A Hampton Bays man’s wish is coming true in the wake of his death. It was a dream of Harry B. Wehrmann to have his Hampton Bays property — a place he always called “tranquil” — become a public park celebrating the nature he enjoyed until his passing on April 9 at the age of 73.
Wehrmann, a native of Latvia, spent his summers in Southampton on Wehrmann pond with his adopted parents and brother. After retirement in 1992, Wehrmann moved to the family home and lived on the 12-acre property until his death last month.
On May 8, under the Community Preservation Fund (CPF), Wehrmann’s estate accepted Southampton Town Board’s offer to purchase the Wehrmann Pond.
The purchase price was not available as of press time as the deal has yet to officially close.
“The vision was to establish a town park around Wehrmann Pond as public land and establish a headquarters for the Peconic Baykeeper, Inc. – a philanthropic organization,” said Carolyn Zenk, an environmental attorney and former Southampton Town Councilwoman who helped Wehrmann with this deal. “Harry and I thought this approach would yield the greatest benefits for the public.”
The property is adjacent to acres of land Southampton Town already owns, according to Zenk.
“Harry intended that the park be used for passive recreation uses. He did not want noisy off-road vehicles or jet skis in the area. ‘Tranquility’ is the name he would tell me. ‘Tranquility’ is the goal’,” said Zenk.
Wehrmann had a vision for his land including the provision that his house must be used in a philanthropic way, otherwise it would be turned over to Southampton Town. Through Wehrmann’s will, his former home will become the headquarters for the Peconic Baykeeper, Inc., the not-for-profit organization led by baykeeper Kevin McAllister which devotes itself to keeping local bays clean and safe for fishing, swimming and recreation.

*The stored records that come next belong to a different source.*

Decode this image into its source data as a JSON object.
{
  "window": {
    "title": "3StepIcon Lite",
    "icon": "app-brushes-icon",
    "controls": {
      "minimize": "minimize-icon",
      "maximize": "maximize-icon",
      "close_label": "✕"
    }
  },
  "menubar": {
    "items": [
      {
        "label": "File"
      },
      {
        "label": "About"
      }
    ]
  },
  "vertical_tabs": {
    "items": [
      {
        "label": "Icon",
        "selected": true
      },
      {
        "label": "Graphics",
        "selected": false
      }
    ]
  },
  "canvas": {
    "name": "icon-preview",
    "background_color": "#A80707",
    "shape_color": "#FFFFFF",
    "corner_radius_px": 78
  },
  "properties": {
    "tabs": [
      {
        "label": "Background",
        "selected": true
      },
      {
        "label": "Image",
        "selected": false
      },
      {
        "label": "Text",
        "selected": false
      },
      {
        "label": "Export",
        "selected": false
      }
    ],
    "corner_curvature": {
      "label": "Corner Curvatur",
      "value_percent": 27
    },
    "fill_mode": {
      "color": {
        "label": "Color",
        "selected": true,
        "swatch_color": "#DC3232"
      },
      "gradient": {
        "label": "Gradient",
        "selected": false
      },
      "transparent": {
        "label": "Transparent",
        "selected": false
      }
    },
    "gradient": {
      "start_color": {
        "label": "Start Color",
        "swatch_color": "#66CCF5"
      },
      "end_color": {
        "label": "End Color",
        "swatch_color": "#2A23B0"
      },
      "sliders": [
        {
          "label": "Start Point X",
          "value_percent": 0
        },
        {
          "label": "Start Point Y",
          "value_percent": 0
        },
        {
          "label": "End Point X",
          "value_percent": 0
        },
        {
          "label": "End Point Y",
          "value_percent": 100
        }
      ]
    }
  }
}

After watching the work of the baykeeper, Wehrmann wanted to help the organization in a meaningful way, said McAllister who estimates the process could take six to nine months before his office makes the official move to the property.
“This is going to benefit us immensely as the space is much larger and we will be able to invite the community out,” said McAllister.
“Mr. Wehrmann wanted to find an organization which was dedicated to fighting for protection of the area’s bays,” said Zenk. “Harry also wanted to help preserve the beauty and bounty of the bays that he loved so well. He found that organization in the Peconic Baykeeper.”
Wehrmann’s 12-acre property is mostly wooded, according to Zenk, and is located in the Red Creek Ridge area of Hampton Bays, off Upper Red Creek Road and across from Red Creek Pond — an open bay.
Zenk originally approached Southampton Town Board to purchase the entire property minus Harry Wehrmann’s house, which would eventually be given to the Baykeeper. However, the town board directed Wehrmann to instead subdivide the property into two lots. The first 10-acre lot containing Wehrmann Pond is what is being purchased by the town, with the adjacent parcel donated to the Peconic Baykeeper.
According to Zenk, there are still a number of approvals needed before Wehrmann’s dream will actually become a reality.
“While we have accepted the town’s offer to purchase Wehrmann Pond, closing documents must be signed, a public hearing must be held and the town board must give a final approval,” she said.
The Southampton Town Planning Board must also allow a change of use on the property from residential to philanthropic before the Peconic Baykeeper can truly call the Wehrmann house its new headquarters.
“We have every confidence that town officials will see Harry Wehrmann’s dying wishes come true and that they will help establish a beautiful park for town residents and a memorial to the entire Wehrmann family for all time,” said Zenk. “We hope that other residents will follow Mr. Wehrmann’s example and consider donating land or houses worthy of not-for-profit organizations, such as the Group for the East End, The Nature Conservancy, The Peconic Land Trust, and the Peconic Baykeeper, Inc. These not-for-profit organizations have worked long and hard to preserve the quality of our lives; they deserve our support.”